This photo was taken two to three weeks after the bushy thyme received its initial pruning. You can see how more and thicker side branches are forming as the tips of each branch are pinched when new growth develops.
Once you are satisfied that your bush thyme is beginning to thrive again and take on a miniature tree shape, rub all the side shoots and leaves off the main branches below where you are training your tree canopy. You can do this by rubbing them off gently with your fingers. Continue to do this until the bush has healed the scabs formed where the buds were on the branches which form the 'trunks' , and is putting all its efforts into growing branches in the young growth you are creating at the top of the plant with your pinching of the new shoots to thicken the growth.
As you grow your tree, analyze what shape you want it to have. If you notice shoots in useful places, leave them to grow and pinch them into a new canopy section growing out from the original ones. If the shoots are growing so they cross other growth, or sprouting from the bottom of the plant, rub them off with your fingers while they are still small and green.

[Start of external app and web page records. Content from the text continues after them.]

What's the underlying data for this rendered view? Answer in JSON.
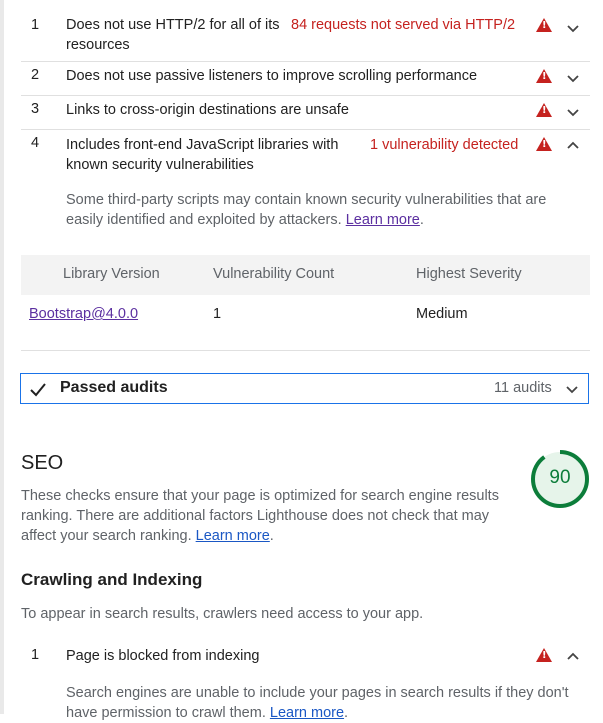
{
  "audits": [
    {
      "number": "1",
      "title": "Does not use HTTP/2 for all of its resources",
      "display": "84 requests not served via HTTP/2"
    },
    {
      "number": "2",
      "title": "Does not use passive listeners to improve scrolling performance",
      "display": ""
    },
    {
      "number": "3",
      "title": "Links to cross-origin destinations are unsafe",
      "display": ""
    },
    {
      "number": "4",
      "title": "Includes front-end JavaScript libraries with known security vulnerabilities",
      "display": "1 vulnerability detected",
      "description": "Some third-party scripts may contain known security vulnerabilities that are easily identified and exploited by attackers.",
      "learn_more": "Learn more"
    }
  ],
  "vuln_table": {
    "headers": [
      "Library Version",
      "Vulnerability Count",
      "Highest Severity"
    ],
    "rows": [
      [
        "Bootstrap@4.0.0",
        "1",
        "Medium"
      ]
    ]
  },
  "passed_audits": {
    "label": "Passed audits",
    "count": "11 audits"
  },
  "seo": {
    "title": "SEO",
    "score": "90",
    "score_fraction": 0.9,
    "description": "These checks ensure that your page is optimized for search engine results ranking. There are additional factors Lighthouse does not check that may affect your search ranking.",
    "learn_more": "Learn more"
  },
  "crawling": {
    "title": "Crawling and Indexing",
    "description": "To appear in search results, crawlers need access to your app.",
    "audit": {
      "number": "1",
      "title": "Page is blocked from indexing",
      "description": "Search engines are unable to include your pages in search results if they don't have permission to crawl them.",
      "learn_more": "Learn more"
    }
  },
  "colors": {
    "fail": "#c5221f",
    "pass": "#0c7d3a",
    "link": "#1a57c4",
    "focus": "#1a73e8"
  },
  "icons": [
    "warning-triangle-icon",
    "chevron-down-icon",
    "chevron-up-icon",
    "checkmark-icon"
  ]
}
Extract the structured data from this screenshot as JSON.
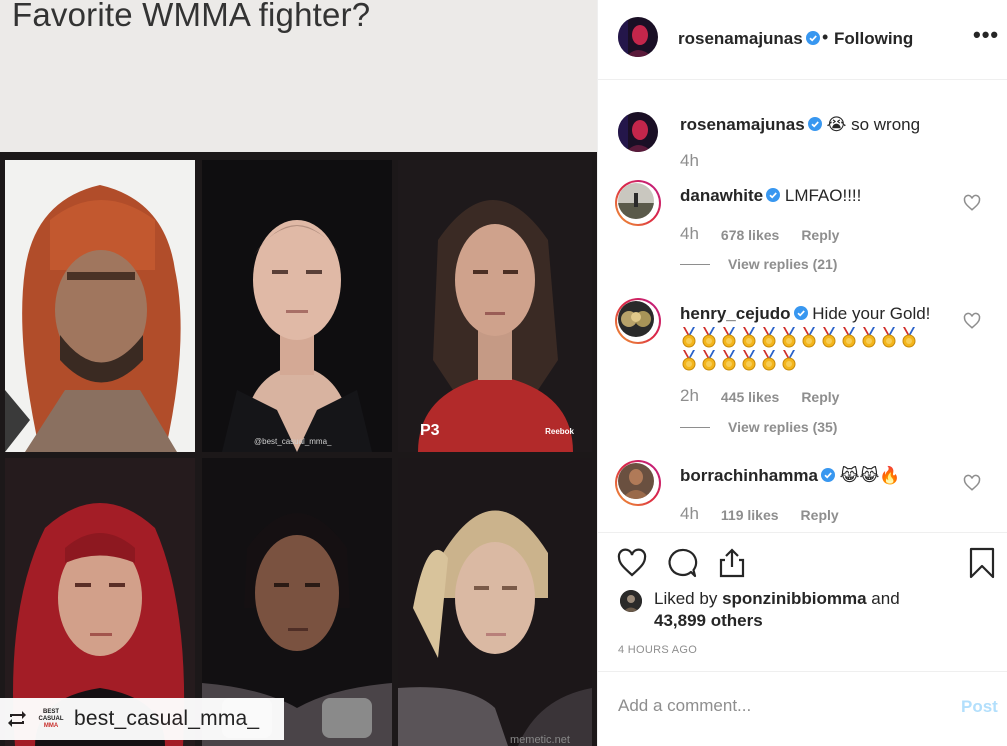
{
  "media": {
    "title": "Favorite WMMA fighter?",
    "watermark": "@best_casual_mma_",
    "p3_label": "P3",
    "reebok_label": "Reebok",
    "repost_user": "best_casual_mma_",
    "repost_logo": [
      "BEST",
      "CASUAL",
      "MMA"
    ],
    "footer_credit": "memetic.net"
  },
  "header": {
    "username": "rosenamajunas",
    "dot": "•",
    "follow_status": "Following",
    "more": "•••"
  },
  "comments": [
    {
      "user": "rosenamajunas",
      "verified": true,
      "emoji": "😭",
      "text": "so wrong",
      "time": "4h",
      "likes": "",
      "reply": "",
      "view_replies": ""
    },
    {
      "user": "danawhite",
      "verified": true,
      "text": "LMFAO!!!!",
      "time": "4h",
      "likes": "678 likes",
      "reply": "Reply",
      "view_replies": "View replies (21)"
    },
    {
      "user": "henry_cejudo",
      "verified": true,
      "text": "Hide your Gold!",
      "medal_count": 18,
      "time": "2h",
      "likes": "445 likes",
      "reply": "Reply",
      "view_replies": "View replies (35)"
    },
    {
      "user": "borrachinhamma",
      "verified": true,
      "text": "😹😹🔥",
      "time": "4h",
      "likes": "119 likes",
      "reply": "Reply",
      "view_replies": ""
    }
  ],
  "actions": {
    "liked_prefix": "Liked by",
    "liked_user": "sponzinibbiomma",
    "liked_and": "and",
    "liked_others": "43,899 others",
    "time_ago": "4 HOURS AGO"
  },
  "add_comment": {
    "placeholder": "Add a comment...",
    "post_label": "Post"
  },
  "colors": {
    "verified": "#3897f0",
    "post_disabled": "#b2dffc",
    "muted": "#8e8e8e"
  }
}
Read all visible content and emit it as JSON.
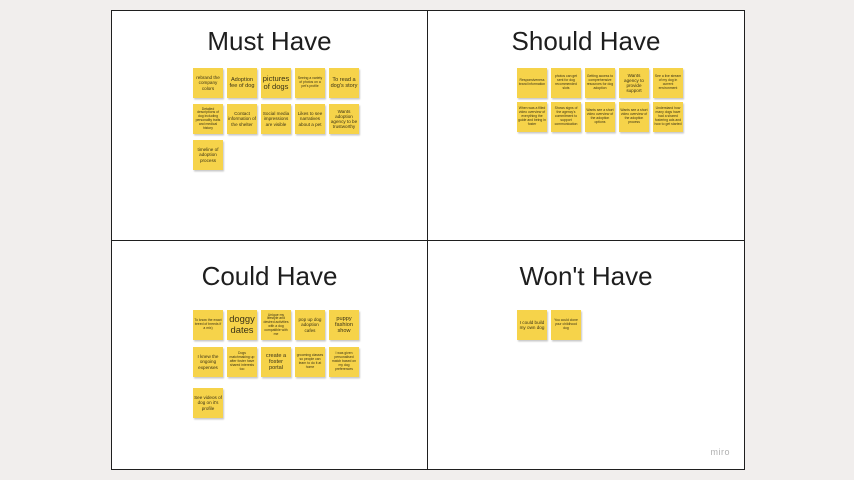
{
  "board": {
    "watermark": "miro",
    "quadrants": {
      "must": {
        "title": "Must Have",
        "notes": [
          "rebrand the company colors",
          "Adoption fee of dog",
          "pictures of dogs",
          "Seeing a variety of photos on a pet's profile",
          "To read a dog's story",
          "Detailed descriptions of dog including personality traits and medical history",
          "Contact information of the shelter",
          "Social media impressions are visible",
          "Likes to see narratives about a pet",
          "Wants adoption agency to be trustworthy",
          "timeline of adoption process"
        ]
      },
      "should": {
        "title": "Should Have",
        "notes": [
          "Responsiveness brand information",
          "photos can get sent for dog recommended slots",
          "Getting access to comprehensive resources for dog adoption",
          "Wants agency to provide support",
          "See a live stream of my dog in current environment",
          "When was a filled video overview of everything the guide and being in foster",
          "Shows signs of the agency's commitment to support communication",
          "Wants see a short video overview of the adoption options",
          "Wants see a short video overview of the adoption process",
          "Understand how many dogs have had a shared fostering ads and how to get started"
        ]
      },
      "could": {
        "title": "Could Have",
        "notes": [
          "To know the exact breed of breeds if a mix)",
          "doggy dates",
          "Unique my lifestyle and desired activities with a dog compatible with me",
          "pop up dog adoption cafes",
          "puppy fashion show",
          "I knew the ongoing expenses",
          "Dogs matchmaking up after foster have shared interests too",
          "create a foster portal",
          "grooming classes so people can learn to do it at home",
          "I was given personalised match based on my dog preferences",
          "See videos of dog on it's profile"
        ]
      },
      "wont": {
        "title": "Won't Have",
        "notes": [
          "I could build my own dog",
          "You could clone your childhood dog"
        ]
      }
    }
  }
}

If you didn't place your thyme into its permanent container, do so as soon as you are satisfied that it is recovering from its heavy pruning. You don't need to prune the roots like a bonsai to keep the bush small, just make sure you are growing it in sandy, poor soil without much in the way of compost. Don't fertilize it. Struggle will cause it to send out more shoots, and thicken up the main branches faster than the soft growth you will create with fertilizer. Control the shape through pinching it on a regular basis, and let it grow to a mature size (eight to ten inches tall for most bushy thymes.)